_AIM OF THE EXERCISE_
Find the word "true" in the data, then copy each line where it is found.

_PROVIDED MATERIAL_
= Beginning of Section =

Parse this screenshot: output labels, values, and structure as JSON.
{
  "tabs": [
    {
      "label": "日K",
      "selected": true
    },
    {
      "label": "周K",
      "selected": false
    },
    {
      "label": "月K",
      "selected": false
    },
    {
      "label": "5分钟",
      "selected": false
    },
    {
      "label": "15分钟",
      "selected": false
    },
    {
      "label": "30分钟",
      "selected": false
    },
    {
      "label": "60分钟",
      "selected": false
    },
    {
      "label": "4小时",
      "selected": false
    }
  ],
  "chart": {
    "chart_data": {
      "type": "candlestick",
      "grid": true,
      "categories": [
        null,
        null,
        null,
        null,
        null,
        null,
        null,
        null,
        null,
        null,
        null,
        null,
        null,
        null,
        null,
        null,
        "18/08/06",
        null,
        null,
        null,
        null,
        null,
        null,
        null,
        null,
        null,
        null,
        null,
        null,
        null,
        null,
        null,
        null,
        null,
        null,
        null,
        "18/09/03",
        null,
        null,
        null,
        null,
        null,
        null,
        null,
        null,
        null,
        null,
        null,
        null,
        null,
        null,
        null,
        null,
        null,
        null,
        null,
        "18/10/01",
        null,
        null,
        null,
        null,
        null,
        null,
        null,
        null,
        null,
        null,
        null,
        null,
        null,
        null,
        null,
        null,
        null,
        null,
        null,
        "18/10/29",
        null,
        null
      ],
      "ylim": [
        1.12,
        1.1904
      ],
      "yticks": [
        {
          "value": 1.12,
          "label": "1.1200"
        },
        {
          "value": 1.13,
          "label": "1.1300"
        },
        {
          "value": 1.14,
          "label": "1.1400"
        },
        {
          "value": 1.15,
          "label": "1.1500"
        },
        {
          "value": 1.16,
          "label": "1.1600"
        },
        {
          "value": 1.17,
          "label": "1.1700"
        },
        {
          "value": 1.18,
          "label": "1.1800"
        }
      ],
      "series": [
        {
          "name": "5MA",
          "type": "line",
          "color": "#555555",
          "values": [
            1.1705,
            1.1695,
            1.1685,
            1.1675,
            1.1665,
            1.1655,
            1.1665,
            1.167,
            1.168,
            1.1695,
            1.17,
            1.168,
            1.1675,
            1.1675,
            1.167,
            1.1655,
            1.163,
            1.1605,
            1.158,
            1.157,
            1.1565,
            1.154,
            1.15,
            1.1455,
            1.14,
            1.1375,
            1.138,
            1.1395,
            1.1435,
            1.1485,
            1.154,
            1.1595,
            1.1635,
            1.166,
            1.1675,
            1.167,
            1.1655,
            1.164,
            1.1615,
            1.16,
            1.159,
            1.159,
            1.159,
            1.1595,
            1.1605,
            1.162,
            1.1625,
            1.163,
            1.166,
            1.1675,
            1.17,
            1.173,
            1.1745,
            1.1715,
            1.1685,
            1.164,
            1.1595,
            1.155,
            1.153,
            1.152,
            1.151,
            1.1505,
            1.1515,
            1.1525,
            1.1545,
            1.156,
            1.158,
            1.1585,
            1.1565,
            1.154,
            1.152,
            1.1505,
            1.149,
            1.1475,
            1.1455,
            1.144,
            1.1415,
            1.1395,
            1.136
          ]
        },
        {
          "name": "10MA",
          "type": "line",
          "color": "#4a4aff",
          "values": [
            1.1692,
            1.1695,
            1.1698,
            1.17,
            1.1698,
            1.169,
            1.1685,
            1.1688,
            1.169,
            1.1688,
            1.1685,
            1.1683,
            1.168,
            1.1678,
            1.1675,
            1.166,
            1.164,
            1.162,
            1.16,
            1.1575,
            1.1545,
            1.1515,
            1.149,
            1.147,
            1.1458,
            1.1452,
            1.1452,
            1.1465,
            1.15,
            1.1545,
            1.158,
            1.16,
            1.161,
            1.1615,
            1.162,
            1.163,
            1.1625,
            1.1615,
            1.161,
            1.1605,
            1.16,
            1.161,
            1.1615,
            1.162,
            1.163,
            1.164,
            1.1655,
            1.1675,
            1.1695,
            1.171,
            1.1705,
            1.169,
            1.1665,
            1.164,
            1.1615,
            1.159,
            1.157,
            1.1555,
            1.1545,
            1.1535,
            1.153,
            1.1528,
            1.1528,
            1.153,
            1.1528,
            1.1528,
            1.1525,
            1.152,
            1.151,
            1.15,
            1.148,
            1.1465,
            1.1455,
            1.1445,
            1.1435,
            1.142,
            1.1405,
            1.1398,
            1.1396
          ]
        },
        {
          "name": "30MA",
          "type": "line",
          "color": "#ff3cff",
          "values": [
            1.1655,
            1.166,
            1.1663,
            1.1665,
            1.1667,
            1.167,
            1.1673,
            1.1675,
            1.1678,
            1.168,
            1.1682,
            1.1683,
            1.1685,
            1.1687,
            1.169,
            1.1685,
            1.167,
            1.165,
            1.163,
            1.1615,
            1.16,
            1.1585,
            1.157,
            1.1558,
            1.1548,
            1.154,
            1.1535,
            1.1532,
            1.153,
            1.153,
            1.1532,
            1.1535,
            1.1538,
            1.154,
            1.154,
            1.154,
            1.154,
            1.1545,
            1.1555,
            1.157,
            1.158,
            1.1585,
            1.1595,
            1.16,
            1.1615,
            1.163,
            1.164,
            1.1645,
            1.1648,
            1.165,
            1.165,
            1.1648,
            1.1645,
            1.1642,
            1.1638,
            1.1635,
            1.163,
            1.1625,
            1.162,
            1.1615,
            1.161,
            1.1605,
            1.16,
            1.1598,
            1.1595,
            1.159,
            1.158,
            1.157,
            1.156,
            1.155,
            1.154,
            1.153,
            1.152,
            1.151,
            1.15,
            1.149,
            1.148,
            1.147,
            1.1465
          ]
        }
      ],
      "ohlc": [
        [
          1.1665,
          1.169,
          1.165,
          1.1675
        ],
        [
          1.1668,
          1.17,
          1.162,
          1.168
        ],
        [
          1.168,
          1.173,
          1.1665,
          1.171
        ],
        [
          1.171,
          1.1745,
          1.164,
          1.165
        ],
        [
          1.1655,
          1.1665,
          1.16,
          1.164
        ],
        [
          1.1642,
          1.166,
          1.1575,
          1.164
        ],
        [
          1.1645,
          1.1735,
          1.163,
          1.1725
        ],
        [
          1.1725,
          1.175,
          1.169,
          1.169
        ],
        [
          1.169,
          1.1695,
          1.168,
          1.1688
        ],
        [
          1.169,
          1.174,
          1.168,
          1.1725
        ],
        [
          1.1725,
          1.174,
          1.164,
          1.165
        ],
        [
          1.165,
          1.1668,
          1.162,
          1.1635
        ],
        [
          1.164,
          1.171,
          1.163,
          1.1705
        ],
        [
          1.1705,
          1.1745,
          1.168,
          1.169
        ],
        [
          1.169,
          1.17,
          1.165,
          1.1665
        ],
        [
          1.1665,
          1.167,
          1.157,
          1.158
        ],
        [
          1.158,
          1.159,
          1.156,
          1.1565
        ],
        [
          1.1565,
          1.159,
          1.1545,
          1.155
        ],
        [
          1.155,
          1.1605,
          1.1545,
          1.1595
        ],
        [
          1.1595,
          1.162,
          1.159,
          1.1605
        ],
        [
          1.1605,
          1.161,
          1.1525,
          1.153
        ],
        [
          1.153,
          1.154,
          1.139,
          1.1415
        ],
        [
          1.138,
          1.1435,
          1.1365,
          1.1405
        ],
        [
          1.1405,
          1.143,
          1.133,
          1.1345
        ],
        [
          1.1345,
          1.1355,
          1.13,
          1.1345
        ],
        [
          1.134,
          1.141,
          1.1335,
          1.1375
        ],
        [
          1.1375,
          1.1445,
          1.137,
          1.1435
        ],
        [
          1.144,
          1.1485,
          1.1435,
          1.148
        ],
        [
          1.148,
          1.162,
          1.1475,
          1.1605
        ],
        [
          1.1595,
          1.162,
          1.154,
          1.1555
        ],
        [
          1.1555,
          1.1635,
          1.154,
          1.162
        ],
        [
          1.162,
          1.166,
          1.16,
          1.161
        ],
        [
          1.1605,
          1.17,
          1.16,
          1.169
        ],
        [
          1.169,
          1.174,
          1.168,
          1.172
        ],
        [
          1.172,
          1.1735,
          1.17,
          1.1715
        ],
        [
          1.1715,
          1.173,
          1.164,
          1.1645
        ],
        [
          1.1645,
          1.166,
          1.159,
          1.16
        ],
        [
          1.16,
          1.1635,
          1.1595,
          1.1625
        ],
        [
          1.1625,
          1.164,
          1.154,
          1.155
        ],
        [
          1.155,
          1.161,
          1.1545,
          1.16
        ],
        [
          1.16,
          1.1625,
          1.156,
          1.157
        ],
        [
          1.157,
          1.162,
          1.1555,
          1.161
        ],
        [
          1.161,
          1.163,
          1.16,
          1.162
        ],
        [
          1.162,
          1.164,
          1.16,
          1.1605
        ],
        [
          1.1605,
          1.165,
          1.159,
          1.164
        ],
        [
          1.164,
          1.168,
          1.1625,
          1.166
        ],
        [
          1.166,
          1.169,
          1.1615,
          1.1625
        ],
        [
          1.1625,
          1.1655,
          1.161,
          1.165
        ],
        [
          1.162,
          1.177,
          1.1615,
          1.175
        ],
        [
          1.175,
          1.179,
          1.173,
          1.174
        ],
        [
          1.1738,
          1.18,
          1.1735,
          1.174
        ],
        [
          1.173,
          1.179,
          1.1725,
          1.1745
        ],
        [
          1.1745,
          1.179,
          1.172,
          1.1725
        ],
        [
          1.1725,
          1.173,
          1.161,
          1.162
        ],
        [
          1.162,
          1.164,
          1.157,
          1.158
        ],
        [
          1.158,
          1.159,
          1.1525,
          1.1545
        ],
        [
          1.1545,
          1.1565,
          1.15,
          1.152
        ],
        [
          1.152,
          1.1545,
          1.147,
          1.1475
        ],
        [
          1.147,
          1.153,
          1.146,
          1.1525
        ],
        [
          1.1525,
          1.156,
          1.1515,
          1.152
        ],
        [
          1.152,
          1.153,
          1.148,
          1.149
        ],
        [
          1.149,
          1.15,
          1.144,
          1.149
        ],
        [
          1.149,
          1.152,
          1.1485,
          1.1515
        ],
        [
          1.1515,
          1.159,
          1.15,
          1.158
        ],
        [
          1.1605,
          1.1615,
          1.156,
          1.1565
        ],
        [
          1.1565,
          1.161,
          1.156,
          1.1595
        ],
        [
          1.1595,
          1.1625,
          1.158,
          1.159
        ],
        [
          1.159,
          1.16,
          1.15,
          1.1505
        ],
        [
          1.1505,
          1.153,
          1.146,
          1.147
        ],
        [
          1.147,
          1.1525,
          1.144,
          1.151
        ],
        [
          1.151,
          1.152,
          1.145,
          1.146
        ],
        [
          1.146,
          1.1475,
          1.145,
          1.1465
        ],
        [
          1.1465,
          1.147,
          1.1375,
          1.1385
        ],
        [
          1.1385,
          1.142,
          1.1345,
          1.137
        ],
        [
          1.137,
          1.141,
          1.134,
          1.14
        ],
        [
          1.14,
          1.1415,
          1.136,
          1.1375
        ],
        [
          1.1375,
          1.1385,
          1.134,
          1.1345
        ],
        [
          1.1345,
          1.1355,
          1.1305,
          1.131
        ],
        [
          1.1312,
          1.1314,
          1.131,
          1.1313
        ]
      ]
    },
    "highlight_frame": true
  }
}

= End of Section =

_WRITTEN SOLUTION_
      "selected": true
      "grid": true,
    "highlight_frame": true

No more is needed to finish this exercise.